• _EXERCISE GOAL_
Report every line below that holds the word "this".

• _SOURCE DATA_
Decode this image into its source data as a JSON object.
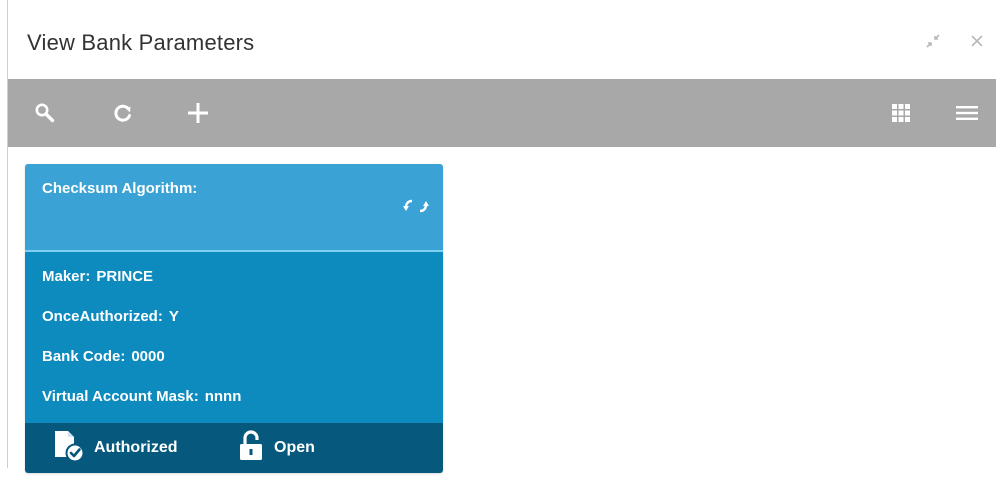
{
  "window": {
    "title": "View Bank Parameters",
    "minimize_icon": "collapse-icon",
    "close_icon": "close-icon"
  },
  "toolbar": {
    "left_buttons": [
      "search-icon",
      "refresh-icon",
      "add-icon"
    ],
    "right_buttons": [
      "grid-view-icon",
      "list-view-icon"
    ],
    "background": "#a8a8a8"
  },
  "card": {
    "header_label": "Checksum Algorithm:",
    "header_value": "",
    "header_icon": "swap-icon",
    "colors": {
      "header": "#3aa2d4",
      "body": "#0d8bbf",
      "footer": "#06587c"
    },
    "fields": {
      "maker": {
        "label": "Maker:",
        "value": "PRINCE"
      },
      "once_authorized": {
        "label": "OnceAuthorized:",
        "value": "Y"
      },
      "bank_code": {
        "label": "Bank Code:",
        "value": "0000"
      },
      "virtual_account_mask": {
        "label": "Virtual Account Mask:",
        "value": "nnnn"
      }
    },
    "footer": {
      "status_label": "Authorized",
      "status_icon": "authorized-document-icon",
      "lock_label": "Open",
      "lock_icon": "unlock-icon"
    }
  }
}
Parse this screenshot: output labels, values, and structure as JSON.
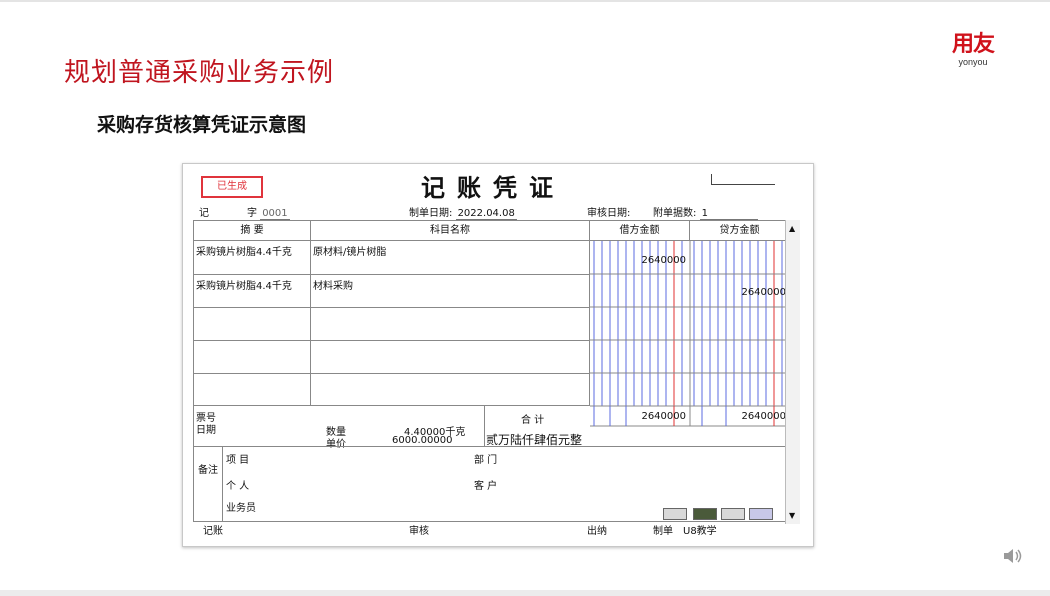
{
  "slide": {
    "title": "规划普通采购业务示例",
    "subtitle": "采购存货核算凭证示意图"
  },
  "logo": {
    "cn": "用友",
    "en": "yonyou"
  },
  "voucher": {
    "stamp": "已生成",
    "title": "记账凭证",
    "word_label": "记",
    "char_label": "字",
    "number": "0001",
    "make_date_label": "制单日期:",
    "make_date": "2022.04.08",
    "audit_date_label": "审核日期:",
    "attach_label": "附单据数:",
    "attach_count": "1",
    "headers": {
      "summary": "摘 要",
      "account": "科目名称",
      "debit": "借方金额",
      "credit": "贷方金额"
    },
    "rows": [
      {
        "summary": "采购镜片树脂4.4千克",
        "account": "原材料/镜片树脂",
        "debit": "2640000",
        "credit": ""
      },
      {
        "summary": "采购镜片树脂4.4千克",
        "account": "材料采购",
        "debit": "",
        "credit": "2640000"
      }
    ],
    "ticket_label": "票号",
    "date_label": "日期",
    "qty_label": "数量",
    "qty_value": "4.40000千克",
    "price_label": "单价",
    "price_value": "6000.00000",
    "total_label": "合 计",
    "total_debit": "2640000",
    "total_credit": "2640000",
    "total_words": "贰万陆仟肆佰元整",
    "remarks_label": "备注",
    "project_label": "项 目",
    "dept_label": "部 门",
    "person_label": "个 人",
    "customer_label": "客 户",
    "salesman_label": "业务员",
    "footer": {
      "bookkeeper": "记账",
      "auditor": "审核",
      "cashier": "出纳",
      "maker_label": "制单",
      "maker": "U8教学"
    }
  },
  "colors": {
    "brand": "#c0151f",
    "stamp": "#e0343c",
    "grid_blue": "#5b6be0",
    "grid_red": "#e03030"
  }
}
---
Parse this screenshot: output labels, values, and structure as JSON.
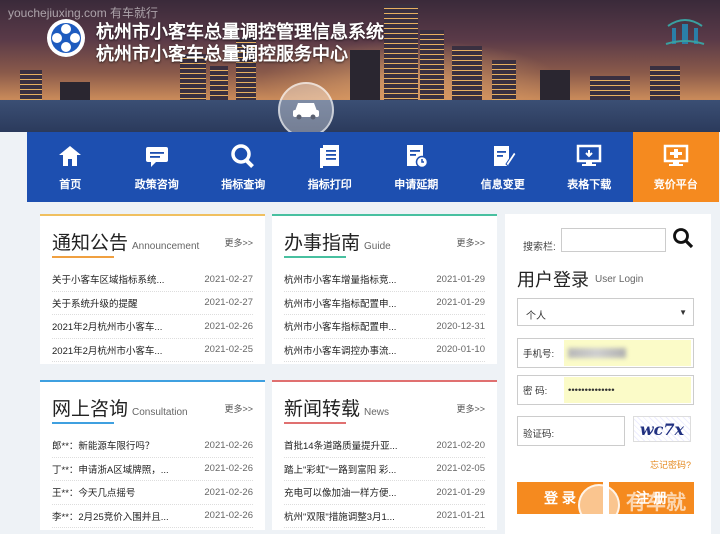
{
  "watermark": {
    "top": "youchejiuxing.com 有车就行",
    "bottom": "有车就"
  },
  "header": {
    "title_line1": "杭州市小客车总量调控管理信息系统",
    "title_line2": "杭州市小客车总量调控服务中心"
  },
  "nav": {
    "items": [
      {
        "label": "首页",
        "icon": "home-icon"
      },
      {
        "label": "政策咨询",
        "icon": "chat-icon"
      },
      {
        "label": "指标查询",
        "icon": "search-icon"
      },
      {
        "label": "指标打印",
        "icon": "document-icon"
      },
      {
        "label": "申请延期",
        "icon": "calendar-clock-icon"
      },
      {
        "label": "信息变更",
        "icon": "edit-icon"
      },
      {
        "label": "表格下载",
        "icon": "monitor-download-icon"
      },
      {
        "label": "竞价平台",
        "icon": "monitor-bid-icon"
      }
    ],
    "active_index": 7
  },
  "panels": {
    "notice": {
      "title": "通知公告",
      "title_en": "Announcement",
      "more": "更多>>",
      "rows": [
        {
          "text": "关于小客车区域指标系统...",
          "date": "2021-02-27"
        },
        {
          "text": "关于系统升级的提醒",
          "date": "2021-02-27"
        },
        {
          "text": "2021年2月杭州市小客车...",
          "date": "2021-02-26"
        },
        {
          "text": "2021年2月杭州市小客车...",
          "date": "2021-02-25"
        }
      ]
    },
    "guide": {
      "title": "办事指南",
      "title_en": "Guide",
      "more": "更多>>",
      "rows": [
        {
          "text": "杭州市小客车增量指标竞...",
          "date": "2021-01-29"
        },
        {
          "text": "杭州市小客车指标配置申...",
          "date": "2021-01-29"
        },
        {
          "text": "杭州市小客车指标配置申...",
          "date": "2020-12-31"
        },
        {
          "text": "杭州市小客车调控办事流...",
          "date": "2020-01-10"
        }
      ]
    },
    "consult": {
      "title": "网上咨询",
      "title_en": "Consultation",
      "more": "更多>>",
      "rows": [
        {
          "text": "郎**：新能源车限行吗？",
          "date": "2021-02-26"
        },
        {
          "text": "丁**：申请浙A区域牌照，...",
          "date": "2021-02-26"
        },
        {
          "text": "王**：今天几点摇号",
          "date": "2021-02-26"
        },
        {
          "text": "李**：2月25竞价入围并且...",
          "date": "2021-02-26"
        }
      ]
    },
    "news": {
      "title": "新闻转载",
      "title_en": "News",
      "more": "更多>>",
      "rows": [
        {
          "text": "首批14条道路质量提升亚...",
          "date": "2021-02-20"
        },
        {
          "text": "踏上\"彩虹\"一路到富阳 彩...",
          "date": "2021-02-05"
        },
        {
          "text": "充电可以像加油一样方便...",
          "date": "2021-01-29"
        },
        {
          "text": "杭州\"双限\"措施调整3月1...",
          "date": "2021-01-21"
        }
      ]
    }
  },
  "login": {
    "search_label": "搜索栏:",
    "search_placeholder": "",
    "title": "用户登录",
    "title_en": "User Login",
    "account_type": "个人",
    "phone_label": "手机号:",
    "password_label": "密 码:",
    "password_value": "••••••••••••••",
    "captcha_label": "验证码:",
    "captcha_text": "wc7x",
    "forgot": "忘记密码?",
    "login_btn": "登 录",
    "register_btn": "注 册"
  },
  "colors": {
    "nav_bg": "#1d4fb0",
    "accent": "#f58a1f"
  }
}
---
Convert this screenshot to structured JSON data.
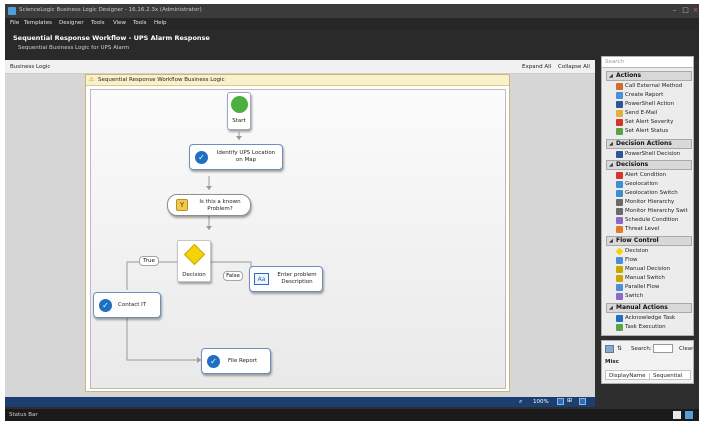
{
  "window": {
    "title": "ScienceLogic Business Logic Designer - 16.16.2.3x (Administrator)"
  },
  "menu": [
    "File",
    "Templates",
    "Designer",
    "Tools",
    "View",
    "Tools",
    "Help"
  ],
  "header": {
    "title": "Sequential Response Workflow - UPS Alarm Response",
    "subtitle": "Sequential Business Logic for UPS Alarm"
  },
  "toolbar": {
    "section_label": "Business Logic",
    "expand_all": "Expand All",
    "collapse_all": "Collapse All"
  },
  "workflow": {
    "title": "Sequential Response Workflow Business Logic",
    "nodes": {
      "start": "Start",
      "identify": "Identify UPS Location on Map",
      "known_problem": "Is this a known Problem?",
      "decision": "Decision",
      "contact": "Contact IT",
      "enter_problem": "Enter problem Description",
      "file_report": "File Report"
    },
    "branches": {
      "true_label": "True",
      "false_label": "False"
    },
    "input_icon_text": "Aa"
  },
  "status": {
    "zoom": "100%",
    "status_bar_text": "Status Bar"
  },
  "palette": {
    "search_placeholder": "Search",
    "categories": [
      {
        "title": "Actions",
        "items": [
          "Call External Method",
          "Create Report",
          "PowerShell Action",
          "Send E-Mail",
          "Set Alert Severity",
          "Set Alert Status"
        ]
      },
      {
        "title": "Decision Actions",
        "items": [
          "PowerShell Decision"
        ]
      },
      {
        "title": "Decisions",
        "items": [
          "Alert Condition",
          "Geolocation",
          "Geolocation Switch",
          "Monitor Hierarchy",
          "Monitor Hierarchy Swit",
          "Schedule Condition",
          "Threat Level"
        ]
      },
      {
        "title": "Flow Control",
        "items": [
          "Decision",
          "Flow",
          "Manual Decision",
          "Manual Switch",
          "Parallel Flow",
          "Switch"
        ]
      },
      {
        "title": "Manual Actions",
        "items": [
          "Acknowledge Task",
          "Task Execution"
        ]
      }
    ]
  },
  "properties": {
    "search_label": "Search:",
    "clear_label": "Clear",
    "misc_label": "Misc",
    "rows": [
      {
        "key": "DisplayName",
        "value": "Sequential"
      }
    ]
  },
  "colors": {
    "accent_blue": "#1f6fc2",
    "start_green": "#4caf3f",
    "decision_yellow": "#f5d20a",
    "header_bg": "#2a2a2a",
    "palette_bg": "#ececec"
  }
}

• _OUTPUT BELOW_
Decode this image into its source data as a JSON object.
Parse this screenshot: output labels, values, and structure as JSON.
Parse this screenshot: output labels, values, and structure as JSON.
Convert this screenshot to structured JSON data.
      "known_problem": "Is this a known Problem?",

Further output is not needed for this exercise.